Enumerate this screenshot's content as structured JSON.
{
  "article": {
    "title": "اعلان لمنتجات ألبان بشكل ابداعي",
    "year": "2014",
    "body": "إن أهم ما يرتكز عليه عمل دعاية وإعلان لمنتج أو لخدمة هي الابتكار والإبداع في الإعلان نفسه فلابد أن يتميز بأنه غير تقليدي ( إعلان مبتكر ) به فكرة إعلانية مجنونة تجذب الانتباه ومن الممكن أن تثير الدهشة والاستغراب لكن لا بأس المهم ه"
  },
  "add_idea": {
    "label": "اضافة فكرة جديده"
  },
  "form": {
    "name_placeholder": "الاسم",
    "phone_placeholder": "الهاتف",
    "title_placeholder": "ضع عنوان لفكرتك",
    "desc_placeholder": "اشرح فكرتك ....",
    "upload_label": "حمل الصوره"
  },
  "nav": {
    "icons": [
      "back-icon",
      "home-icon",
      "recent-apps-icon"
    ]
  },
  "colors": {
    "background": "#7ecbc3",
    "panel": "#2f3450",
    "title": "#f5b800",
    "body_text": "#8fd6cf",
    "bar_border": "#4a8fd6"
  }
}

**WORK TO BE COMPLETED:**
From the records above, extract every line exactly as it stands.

**EXERCISE RESPONSE:**
Enumerate this screenshot's content as structured JSON.
{
  "article": {
    "title": "اعلان لمنتجات ألبان بشكل ابداعي",
    "year": "2014",
    "body": "إن أهم ما يرتكز عليه عمل دعاية وإعلان لمنتج أو لخدمة هي الابتكار والإبداع في الإعلان نفسه فلابد أن يتميز بأنه غير تقليدي ( إعلان مبتكر ) به فكرة إعلانية مجنونة تجذب الانتباه ومن الممكن أن تثير الدهشة والاستغراب لكن لا بأس المهم ه"
  },
  "add_idea": {
    "label": "اضافة فكرة جديده"
  },
  "form": {
    "name_placeholder": "الاسم",
    "phone_placeholder": "الهاتف",
    "title_placeholder": "ضع عنوان لفكرتك",
    "desc_placeholder": "اشرح فكرتك ....",
    "upload_label": "حمل الصوره"
  },
  "nav": {
    "icons": [
      "back-icon",
      "home-icon",
      "recent-apps-icon"
    ]
  },
  "colors": {
    "background": "#7ecbc3",
    "panel": "#2f3450",
    "title": "#f5b800",
    "body_text": "#8fd6cf",
    "bar_border": "#4a8fd6"
  }
}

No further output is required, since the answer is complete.